All the entries need to be quoted exactly, apart from the pictures, which you should drop.

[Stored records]
##########

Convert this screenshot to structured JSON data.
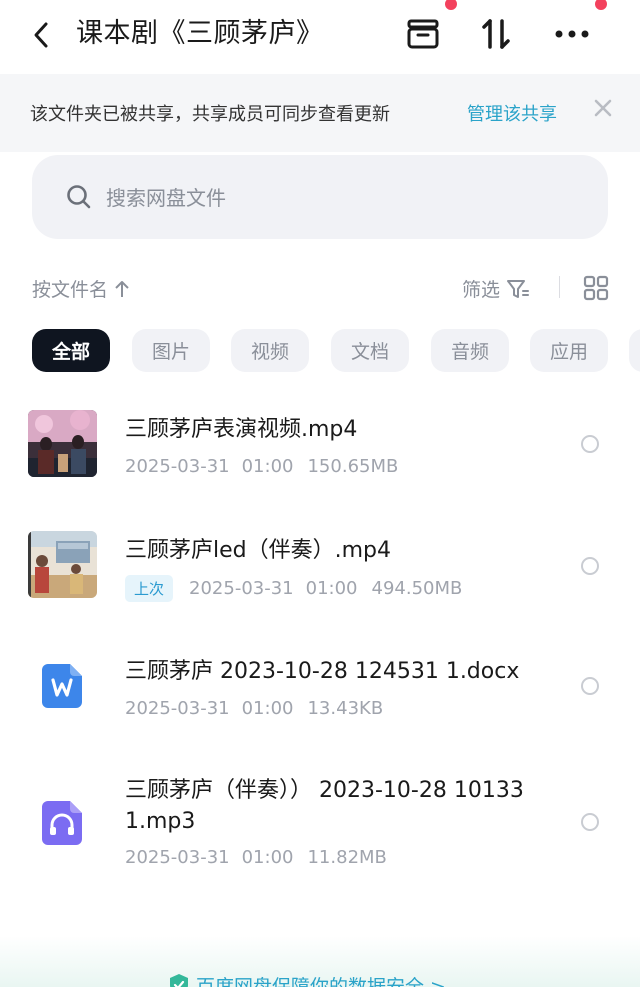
{
  "header": {
    "title": "课本剧《三顾茅庐》",
    "icons": [
      "back-icon",
      "archive-icon",
      "sort-icon",
      "more-icon"
    ]
  },
  "share_banner": {
    "text": "该文件夹已被共享，共享成员可同步查看更新",
    "link": "管理该共享"
  },
  "search": {
    "placeholder": "搜索网盘文件"
  },
  "toolbar": {
    "sort_label": "按文件名",
    "filter_label": "筛选"
  },
  "chips": [
    "全部",
    "图片",
    "视频",
    "文档",
    "音频",
    "应用"
  ],
  "files": [
    {
      "name": "三顾茅庐表演视频.mp4",
      "date": "2025-03-31",
      "time": "01:00",
      "size": "150.65MB",
      "badge": "",
      "type": "video-thumbnail"
    },
    {
      "name": "三顾茅庐led（伴奏）.mp4",
      "date": "2025-03-31",
      "time": "01:00",
      "size": "494.50MB",
      "badge": "上次",
      "type": "video-thumbnail"
    },
    {
      "name": "三顾茅庐 2023-10-28 124531 1.docx",
      "date": "2025-03-31",
      "time": "01:00",
      "size": "13.43KB",
      "badge": "",
      "type": "word-doc-icon"
    },
    {
      "name": "三顾茅庐（伴奏）） 2023-10-28 10133 1.mp3",
      "date": "2025-03-31",
      "time": "01:00",
      "size": "11.82MB",
      "badge": "",
      "type": "audio-file-icon"
    }
  ],
  "footer": {
    "text": "百度网盘保障你的数据安全 >"
  },
  "colors": {
    "accent": "#2aa3c9",
    "chip_active_bg": "#0f1520",
    "notification_dot": "#f3415d",
    "word_blue": "#3d86ea",
    "audio_purple": "#7b6cf2"
  }
}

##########

## WRITTEN SOLUTION:
Convert this screenshot to structured JSON data.
{
  "header": {
    "title": "课本剧《三顾茅庐》",
    "icons": [
      "back-icon",
      "archive-icon",
      "sort-icon",
      "more-icon"
    ]
  },
  "share_banner": {
    "text": "该文件夹已被共享，共享成员可同步查看更新",
    "link": "管理该共享"
  },
  "search": {
    "placeholder": "搜索网盘文件"
  },
  "toolbar": {
    "sort_label": "按文件名",
    "filter_label": "筛选"
  },
  "chips": [
    "全部",
    "图片",
    "视频",
    "文档",
    "音频",
    "应用"
  ],
  "files": [
    {
      "name": "三顾茅庐表演视频.mp4",
      "date": "2025-03-31",
      "time": "01:00",
      "size": "150.65MB",
      "badge": "",
      "type": "video-thumbnail"
    },
    {
      "name": "三顾茅庐led（伴奏）.mp4",
      "date": "2025-03-31",
      "time": "01:00",
      "size": "494.50MB",
      "badge": "上次",
      "type": "video-thumbnail"
    },
    {
      "name": "三顾茅庐 2023-10-28 124531 1.docx",
      "date": "2025-03-31",
      "time": "01:00",
      "size": "13.43KB",
      "badge": "",
      "type": "word-doc-icon"
    },
    {
      "name": "三顾茅庐（伴奏）） 2023-10-28 10133 1.mp3",
      "date": "2025-03-31",
      "time": "01:00",
      "size": "11.82MB",
      "badge": "",
      "type": "audio-file-icon"
    }
  ],
  "footer": {
    "text": "百度网盘保障你的数据安全 >"
  },
  "colors": {
    "accent": "#2aa3c9",
    "chip_active_bg": "#0f1520",
    "notification_dot": "#f3415d",
    "word_blue": "#3d86ea",
    "audio_purple": "#7b6cf2"
  }
}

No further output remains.